learn to sail on a small boat first
Like many things, learning to sail can be relatively easy IF you begin on a small boat. Sailing is a mix of specific knowledge, honed skills and a gut instinct for the wind, current and the feel of the boat. I first learned to sail a Beetle Cat (12ft-4in long) on New Jersey’s famed Toms River. In the early weeks at Admiral Farragut Academy once you passed the swimming test you were cleared for sailing instruction. Early sails were limited between the Academy’s Pine Beach waterfront and Island Heights Yacht Club and the former “Wannamaker Camp“. The summer’s goal was to qualify to coxswain the 21 foot Cats. Coxswain’s were permitted to sail the length of the river to the entrance into Barnegat Bay.
For history buffs, beginning in 1900 Wannamaker would provide a two – week vacation for all of the boys and girls from his New York and Philadelphia stores. This would be the first time many of these young people would see the seashore and experience living away from a large city. Imagine that Amazon!
It’s no accident that boats evolve from the waters they ply. The mariners of Barnegat Bay, the largest inland body of water in New Jersey needed sturdy boats to move cargo across its choppy waters. Single-sail catboats were powerful vessels that could handle heavy loads, and while big sails were a handful, they were necessary to make good time, efficient in both strong or light winds.
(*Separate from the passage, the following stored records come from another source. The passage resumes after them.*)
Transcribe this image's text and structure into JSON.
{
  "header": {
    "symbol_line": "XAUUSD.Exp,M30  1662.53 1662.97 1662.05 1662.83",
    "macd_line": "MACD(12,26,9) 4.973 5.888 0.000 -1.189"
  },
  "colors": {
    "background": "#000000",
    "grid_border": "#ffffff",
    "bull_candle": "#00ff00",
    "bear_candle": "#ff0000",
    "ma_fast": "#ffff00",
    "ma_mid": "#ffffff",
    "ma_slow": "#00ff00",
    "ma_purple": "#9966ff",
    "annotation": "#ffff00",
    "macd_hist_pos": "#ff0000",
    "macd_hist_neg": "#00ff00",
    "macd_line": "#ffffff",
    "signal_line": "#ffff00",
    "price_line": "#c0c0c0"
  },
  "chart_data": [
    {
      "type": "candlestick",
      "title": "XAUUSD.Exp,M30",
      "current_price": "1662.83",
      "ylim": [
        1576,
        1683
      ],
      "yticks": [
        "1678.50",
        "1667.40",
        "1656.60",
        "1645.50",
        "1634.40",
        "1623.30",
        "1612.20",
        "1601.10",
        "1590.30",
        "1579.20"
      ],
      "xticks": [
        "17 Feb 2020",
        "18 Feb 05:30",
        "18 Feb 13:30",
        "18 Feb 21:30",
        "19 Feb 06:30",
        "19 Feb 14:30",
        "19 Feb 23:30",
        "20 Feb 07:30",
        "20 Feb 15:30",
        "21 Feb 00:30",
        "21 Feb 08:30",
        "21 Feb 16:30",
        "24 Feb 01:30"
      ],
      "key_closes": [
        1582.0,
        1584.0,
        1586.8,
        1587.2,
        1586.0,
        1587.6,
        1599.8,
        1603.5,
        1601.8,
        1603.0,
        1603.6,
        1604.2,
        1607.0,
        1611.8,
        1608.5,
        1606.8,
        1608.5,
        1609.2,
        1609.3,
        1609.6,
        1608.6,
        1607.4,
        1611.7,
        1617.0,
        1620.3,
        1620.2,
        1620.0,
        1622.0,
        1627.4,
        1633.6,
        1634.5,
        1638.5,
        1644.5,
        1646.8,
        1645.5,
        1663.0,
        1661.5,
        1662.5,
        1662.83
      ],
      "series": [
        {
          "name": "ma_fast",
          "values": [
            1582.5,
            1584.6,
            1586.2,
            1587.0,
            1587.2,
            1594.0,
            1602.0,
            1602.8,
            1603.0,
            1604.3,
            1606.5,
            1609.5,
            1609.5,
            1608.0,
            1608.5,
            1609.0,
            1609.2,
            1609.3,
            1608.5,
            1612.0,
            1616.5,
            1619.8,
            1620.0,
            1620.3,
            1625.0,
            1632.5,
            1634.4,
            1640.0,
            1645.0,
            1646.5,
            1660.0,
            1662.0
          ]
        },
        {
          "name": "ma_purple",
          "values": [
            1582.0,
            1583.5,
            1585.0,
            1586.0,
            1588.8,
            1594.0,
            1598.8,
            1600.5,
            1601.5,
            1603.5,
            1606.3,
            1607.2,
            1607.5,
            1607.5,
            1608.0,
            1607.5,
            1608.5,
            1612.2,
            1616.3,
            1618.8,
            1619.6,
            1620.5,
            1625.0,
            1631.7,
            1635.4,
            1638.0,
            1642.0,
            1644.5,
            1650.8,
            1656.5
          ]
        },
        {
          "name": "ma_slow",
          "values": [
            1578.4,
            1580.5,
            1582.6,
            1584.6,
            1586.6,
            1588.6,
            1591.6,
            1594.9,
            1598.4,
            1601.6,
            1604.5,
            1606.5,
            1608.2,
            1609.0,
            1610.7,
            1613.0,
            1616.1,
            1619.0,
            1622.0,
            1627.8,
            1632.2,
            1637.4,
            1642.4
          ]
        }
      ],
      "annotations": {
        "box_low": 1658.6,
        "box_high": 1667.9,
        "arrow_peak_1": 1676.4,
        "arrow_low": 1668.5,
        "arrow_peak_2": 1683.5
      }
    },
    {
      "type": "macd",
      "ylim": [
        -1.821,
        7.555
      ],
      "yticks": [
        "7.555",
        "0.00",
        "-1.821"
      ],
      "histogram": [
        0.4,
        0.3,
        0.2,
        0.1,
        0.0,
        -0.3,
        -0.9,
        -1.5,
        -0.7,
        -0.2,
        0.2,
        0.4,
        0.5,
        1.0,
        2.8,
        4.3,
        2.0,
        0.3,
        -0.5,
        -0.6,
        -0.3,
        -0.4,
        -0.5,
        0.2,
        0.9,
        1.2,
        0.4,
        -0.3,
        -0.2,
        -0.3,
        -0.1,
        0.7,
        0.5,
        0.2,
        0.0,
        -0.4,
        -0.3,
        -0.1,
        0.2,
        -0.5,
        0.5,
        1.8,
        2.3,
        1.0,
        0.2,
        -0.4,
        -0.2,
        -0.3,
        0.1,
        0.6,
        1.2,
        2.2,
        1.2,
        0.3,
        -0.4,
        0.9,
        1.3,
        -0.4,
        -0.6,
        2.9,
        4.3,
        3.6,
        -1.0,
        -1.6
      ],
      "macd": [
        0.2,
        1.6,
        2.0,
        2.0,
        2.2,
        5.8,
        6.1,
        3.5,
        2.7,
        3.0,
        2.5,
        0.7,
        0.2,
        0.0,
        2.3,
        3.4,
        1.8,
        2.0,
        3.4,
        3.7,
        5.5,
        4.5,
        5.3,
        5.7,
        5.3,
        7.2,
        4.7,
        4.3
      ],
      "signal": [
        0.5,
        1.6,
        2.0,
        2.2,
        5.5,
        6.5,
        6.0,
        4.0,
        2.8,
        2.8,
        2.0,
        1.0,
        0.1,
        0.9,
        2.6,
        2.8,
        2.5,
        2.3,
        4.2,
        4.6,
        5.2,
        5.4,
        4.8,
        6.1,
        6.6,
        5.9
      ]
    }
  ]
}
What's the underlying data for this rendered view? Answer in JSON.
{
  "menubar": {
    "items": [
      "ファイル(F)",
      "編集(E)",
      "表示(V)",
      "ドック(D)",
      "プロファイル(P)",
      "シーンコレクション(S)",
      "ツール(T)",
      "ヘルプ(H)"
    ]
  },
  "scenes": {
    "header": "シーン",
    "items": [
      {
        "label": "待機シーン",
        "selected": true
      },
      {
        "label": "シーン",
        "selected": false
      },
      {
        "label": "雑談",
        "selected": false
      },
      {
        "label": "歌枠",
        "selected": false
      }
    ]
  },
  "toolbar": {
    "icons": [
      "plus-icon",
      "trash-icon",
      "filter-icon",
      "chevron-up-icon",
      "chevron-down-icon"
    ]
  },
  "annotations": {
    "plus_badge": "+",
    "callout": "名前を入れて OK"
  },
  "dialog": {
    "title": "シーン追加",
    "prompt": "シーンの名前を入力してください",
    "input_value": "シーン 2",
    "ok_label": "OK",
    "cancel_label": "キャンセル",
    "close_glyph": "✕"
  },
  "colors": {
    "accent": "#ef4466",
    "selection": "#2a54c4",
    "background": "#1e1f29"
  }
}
The design of the Academy’s 21’s were an adaptation of the great Cape Cod Cat. The wide beam, with the rudder not extending below the bottom of the keel, and a centerboard that lifts up, were features that lend this boat to shoal waters. It was a boat that could be beached. The six foot wide beam make it unusually stable and gave it a large carrying capacity. Made entirely of wood, featuring oak frames with cedar planking, with no ballast, they were unsinkable. The large decked area forward on the boat, meant spray falls on the deck rather than inside the boat. The rig is similar to that used on the old, large-size Cape Cod catboats, with the mast well forward, and using a single sail. With this type of rig, known as a gaff rig, if you release the tiller, the boat will head into the wind and practically stop. This feature makes it an ideal boat for campers.
As they said in 1957, “to cast off alone, you need to earn your QBH (Qualified Boat Handler), and if you want to sail the 21’s, you need knowledge”. The QBH required the following:
- Prepare a boat for sailing, including a safety inspection.
- Get underway from dockside, mooring, & beach.
- Properly set sails for a round-trip course approved by the dock master or sailing instructor that will include running, beating, and reaching—the basic points of sail. While sailing, demonstrate good helmsmanship skills.
- Change direction by tacking: change direction by jibing.
- Demonstrate getting out of irons.
- Upon returning to the dock, mooring, or beach, properly secure all equipment, furl or stow sails, and prepare the craft for unattended docking or beaching overnight or longer.
Other ways to learn to sail include experienced captains search for mates for sailboat transfers and regattas, where an extra pair of hands comes in useful. Check your local Yacht Club Bulletin Board. Newbies just need to pay for a ticket and meals. You will have a great opportunity to practice and build your nautical miles, besides your skillful work may also be awarded.
After the Navy, I wanted a boat. Janet Eilber a best friend from high school friend was dating a man who owned a 16′ cat boat named after its builder John D Little (above left and top). I was invited to join them for a sail on the Connecticut River and from the moment I stepped aboard, I kept repeating “if you ever want to sell her Tom (Richmond), call me.” Within a year I got the call and the John D Little became my first of three boats ( John D Little, Corsair, Siskiwit). Three boats, 46 years of ownership.
The Toms River Yacht Club and the Barnegat Bay Yacht Racing Association held the Toms River Challenge Cup race for the A-Cat fleet in mid July 2021. The Toms River Challenge cup was established by the TRYC in 1871. Gary Jobson writes about the Challenge Cup in Chasing Roosters A Century of Sailing on Barnegat Bay.”is the second oldest American sailing trophy in continuous competition, second only to the America’s Cup”